Solih has the backing of a united opposition trying to oust Yameen although he has struggled for visibility with the electorate because the media is fearful of falling foul of heavy-handed decrees and reporting restrictions.

Mohamed Nasheed, who was elected president of a newly democratic Maldives in 2008 but who now lives in exile, urged the international community to reject the results of a flawed election.

Some 262,000 people in the archipelago — famed for its white beaches and blue lagoons — were eligible to vote in an election from which independent international monitors have been barred.

Only a handful of foreign media have been allowed in.

The Asian Network for Free Elections, a foreign monitoring group that was denied access to the Maldives, said the campaign was heavily tilted in favor of 59-year-old Yameen.

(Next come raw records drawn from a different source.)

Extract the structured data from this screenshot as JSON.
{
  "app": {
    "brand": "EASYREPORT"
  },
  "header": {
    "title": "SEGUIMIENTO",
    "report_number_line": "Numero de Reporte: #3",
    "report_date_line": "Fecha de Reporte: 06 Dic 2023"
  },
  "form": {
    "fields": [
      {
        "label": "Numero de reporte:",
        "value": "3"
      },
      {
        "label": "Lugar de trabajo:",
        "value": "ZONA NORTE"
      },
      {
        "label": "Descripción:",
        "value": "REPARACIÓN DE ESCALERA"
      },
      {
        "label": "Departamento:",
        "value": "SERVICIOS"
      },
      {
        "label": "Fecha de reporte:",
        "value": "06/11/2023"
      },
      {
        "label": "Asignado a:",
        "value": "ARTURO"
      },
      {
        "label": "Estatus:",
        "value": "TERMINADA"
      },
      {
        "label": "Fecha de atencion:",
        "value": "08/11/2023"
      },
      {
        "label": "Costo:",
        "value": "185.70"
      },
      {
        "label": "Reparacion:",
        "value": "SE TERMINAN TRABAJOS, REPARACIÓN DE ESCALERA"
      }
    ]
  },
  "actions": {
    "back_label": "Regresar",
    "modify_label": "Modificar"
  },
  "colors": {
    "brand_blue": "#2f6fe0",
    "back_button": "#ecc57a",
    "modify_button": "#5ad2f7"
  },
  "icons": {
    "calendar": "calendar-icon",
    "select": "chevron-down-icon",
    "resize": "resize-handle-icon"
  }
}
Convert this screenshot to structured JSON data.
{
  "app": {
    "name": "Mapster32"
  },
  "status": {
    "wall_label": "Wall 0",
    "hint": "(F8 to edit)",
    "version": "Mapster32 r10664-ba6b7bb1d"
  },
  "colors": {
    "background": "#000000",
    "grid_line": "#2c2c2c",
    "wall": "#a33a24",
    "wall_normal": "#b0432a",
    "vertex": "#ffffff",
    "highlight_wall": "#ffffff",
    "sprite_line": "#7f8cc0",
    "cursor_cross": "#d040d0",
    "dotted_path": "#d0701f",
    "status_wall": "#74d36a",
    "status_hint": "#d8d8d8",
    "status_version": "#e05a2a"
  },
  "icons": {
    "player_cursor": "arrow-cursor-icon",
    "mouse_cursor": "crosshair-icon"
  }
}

Local observers said the balloting itself went off peacefully and most of the delays were due to technical issues. Results are expected by early Monday.

The government has used “vaguely worded laws to silence dissent and to intimidate and imprison critics,” some of whom have been assaulted and even murdered, according to Human Rights Watch.

There have been warnings that Yameen could try to hold on to power at all costs.

In February he declared a state of emergency, suspended the constitution and ordered troops to storm the Supreme Court and arrest judges and other rivals to stave off impeachment.

Yameen told supporters on the eve of the election he had overcome “huge obstacles” since controversially winning power in a contested run-off in 2013, but had handled the challenges “with resilience.” 

The crackdown attracted international censure and fears the Maldives was slipping back into one-man rule just a decade after transitioning to democracy.

The US State Department this month said it would “consider appropriate measures” should the election fail to be free and fair.

The EU in July also threatened travel bans and asset freezes if the situation does not improve.

India, long influential in Maldives affairs — it sent troops and warships in 1988 to stop a coup attempt — also expressed hopes the election would represent a return to democratic norms.

However in recent years Yameen has drifted closer to China, India’s chief regional rival, taking hundreds of millions of dollars for major infrastructure projects.